On the other hand, Lumen was shaking her head. Did she not believe anything that she was hearing? Her frequent scoffs and haughty attitude lent credence to that. Not to mention her obvious dislike of both Irulon and Alyssa. But surely she had to realize that something destroyed the terrain. Much more effectively than she had, at that. Maybe she was just hiding her insecurity over the situation using her attitude.
Catal, Alyssa knew the least of the three. She had met him at the exact same time as Lumen, but he didn’t talk much, and when he did, it was soft spoken. It gave her the impression that he was the thoughtful type. The way he was stroking his bushy mustache with furrowed brows only reinforced Alyssa’s opinion of him.
He was the one to break the moment of silence, first looking at Alyssa, then Irulon, then his two companions. “So what do we do about this angel? We aren’t even at the fairy commune and we’ve already run into this monster.”
“If it cannot hurt us, we simply ignore it as we go about our business. There were banners inside the town with the emblem of the Juno Federation. We’ll mark this on the map for our report and continue to the commune.”
“There are things worse than death, Lumen,” Irulon said. “It would not be wise to ignore this as a threat.”
“Of course we’re not going to ignore it. But we’re not going near that place again. We’re not equipped to fight off a whole army, which that town likely holds based on our brief reconnaissance.”
“Are we not?” Irulon said, smiling a smile that sent a small shiver down Alyssa’s spine.
“Besides that,” Alyssa said, trying to change the topic, “until now, I believed that I was the only one to know about angels in this world. But if the Society of the Burning Shadow is also aware of them, it is highly likely that this angel informed them of our presence here. Even if the angel does not interact with the Society, that light when the rock was destroyed will have alerted everyone, not to mention the rock being destroyed. I doubt we’ll be able to simply walk up to that town again.”
“Your trinket captured the state of the compound as it was before the angel made its presence known?”
Alyssa blinked, mind taking an extra second to process what Irulon had said. “I took pictures of the buildings and the town, if that’s what you mean.”
“Excellent. Morning isn’t far off. We will make camp here. This will give us time to plan as well as a chance for them to lower their undoubtedly heightened alert status.”
Oz held up a finger. “I don’t mind camping for the day, but Princess Irulon, Lumen is right. We are being paid to scout with a side objective of destroying a fairy commune. We have scouted a Juno Federation outpost.
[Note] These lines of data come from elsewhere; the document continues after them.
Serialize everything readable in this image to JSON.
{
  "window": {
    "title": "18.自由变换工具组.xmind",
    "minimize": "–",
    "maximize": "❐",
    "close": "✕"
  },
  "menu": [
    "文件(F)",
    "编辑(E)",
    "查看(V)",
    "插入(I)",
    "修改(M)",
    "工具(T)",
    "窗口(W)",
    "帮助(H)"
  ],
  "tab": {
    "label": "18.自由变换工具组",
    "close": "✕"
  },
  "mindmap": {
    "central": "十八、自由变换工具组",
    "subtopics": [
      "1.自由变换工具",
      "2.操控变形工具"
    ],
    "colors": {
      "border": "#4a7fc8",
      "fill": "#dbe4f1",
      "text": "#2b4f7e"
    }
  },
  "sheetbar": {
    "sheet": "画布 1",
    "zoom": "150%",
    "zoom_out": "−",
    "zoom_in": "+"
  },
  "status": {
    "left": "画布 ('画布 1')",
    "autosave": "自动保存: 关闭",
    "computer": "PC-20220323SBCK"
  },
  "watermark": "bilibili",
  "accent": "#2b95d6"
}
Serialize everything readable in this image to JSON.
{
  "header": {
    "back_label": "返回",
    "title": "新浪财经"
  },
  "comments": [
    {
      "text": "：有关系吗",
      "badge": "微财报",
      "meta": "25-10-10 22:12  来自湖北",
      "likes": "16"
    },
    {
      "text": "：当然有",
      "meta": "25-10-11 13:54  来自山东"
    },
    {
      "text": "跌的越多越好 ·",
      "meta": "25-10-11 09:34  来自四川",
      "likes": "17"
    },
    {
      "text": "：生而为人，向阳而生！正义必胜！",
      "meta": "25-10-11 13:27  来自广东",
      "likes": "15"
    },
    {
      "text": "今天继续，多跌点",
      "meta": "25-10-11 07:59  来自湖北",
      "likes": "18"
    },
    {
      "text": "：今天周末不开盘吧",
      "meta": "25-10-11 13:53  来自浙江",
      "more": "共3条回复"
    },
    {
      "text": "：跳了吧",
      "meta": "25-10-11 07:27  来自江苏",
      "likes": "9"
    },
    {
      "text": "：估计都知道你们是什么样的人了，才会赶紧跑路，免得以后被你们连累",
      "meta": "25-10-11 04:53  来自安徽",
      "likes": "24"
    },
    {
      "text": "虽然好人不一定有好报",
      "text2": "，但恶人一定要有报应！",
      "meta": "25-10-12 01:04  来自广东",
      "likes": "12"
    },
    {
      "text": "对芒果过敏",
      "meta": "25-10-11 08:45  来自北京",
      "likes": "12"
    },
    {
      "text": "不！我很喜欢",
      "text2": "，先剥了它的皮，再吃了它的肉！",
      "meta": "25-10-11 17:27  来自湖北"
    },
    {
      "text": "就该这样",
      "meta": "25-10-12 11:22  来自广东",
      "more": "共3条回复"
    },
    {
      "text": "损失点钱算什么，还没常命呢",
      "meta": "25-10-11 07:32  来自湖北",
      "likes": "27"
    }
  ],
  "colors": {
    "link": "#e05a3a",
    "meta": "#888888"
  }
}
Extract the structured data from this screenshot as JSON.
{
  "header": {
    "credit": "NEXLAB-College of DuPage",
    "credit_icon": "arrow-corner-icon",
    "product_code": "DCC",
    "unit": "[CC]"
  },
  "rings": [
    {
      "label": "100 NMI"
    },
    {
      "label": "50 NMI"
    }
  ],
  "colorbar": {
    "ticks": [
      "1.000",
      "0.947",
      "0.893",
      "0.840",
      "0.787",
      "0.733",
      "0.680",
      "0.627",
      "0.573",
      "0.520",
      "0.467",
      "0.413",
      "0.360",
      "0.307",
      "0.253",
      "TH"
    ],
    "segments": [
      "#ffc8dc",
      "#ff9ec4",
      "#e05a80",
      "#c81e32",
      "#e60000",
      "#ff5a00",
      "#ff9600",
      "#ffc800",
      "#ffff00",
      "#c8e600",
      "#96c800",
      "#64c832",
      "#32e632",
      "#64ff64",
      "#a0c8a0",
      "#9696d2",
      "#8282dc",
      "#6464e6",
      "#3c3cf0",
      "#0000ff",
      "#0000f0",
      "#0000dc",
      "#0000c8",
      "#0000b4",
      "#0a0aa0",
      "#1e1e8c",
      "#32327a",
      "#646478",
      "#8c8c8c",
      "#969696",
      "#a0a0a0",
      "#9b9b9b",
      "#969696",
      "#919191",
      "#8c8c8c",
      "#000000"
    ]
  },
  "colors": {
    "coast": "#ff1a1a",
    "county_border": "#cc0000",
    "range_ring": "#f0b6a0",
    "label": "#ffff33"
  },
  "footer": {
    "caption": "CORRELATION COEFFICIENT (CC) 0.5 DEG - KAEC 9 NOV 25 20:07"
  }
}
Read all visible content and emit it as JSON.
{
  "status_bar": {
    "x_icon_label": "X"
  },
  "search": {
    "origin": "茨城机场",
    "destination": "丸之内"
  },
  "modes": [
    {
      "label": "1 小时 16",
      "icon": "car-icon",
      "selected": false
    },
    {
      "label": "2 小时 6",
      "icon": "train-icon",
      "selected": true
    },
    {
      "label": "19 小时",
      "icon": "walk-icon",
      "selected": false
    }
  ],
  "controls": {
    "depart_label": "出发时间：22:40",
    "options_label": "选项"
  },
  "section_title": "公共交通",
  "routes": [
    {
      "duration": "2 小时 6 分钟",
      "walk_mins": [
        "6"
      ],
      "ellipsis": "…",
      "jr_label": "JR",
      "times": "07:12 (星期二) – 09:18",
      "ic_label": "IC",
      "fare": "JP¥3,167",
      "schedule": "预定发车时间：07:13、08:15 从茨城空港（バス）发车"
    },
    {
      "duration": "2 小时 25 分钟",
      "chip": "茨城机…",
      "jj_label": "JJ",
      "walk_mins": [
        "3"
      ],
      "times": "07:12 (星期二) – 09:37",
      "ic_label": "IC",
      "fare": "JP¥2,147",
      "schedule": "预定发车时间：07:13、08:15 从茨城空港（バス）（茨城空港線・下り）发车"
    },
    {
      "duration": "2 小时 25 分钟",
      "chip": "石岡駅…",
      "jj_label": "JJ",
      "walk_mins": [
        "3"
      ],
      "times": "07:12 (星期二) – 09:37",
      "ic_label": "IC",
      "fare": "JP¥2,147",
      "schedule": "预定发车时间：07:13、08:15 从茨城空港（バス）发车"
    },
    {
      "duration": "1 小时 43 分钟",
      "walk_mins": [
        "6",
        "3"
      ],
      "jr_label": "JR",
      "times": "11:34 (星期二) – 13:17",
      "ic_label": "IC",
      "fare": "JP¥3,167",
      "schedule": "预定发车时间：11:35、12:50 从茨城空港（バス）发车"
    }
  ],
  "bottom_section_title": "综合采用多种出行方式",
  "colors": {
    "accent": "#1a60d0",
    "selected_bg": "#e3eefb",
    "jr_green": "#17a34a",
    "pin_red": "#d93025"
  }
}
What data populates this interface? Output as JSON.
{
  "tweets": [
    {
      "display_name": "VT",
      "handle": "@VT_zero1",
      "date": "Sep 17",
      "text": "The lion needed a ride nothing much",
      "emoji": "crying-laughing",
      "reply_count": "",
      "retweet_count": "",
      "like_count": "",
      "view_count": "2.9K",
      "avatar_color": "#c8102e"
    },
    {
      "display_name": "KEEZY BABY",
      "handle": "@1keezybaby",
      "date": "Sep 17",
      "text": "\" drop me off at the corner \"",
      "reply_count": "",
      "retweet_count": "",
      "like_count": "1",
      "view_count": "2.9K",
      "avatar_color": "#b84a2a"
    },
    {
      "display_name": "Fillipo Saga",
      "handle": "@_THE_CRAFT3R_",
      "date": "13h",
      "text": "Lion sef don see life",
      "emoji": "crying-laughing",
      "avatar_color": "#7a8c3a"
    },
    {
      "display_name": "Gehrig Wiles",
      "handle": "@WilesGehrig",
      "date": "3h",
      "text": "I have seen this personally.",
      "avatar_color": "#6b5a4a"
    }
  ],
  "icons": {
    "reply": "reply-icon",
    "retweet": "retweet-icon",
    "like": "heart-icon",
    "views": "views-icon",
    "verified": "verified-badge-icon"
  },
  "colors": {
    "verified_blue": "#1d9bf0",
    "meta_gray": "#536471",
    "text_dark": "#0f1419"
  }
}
But entering it, and while it’s under the protection of a monster none has ever heard of before, definitely does not fall under our quest’s parameters. The five dragonsfire orbs I had to purchase from Tzheitza are only enough for the fairy commune. We don’t have spares to take out this place and we aren’t being paid to do so either.”
“If you wish to continue with your original mission, that is acceptable. However, the Society of the Burning Shadow clearly has an operation here and I will not be leaving until their operations are sufficiently disrupted.”
“How sufficient is sufficiently disrupted?”
Irulon grinned, flashing as many teeth as she could possibly manage. “The Society of the Burning Shadow nearly killed me. Worse, they’ve wounded my pride and made me look weak in front of someone whose opinion of me I did not wish to lower.” She did not look in Alyssa’s direction as she spoke, but who else could she have been talking about. Tess? “To repay their slight against me?
“I intend to raze this military compound to the ground along with every inhabitant.”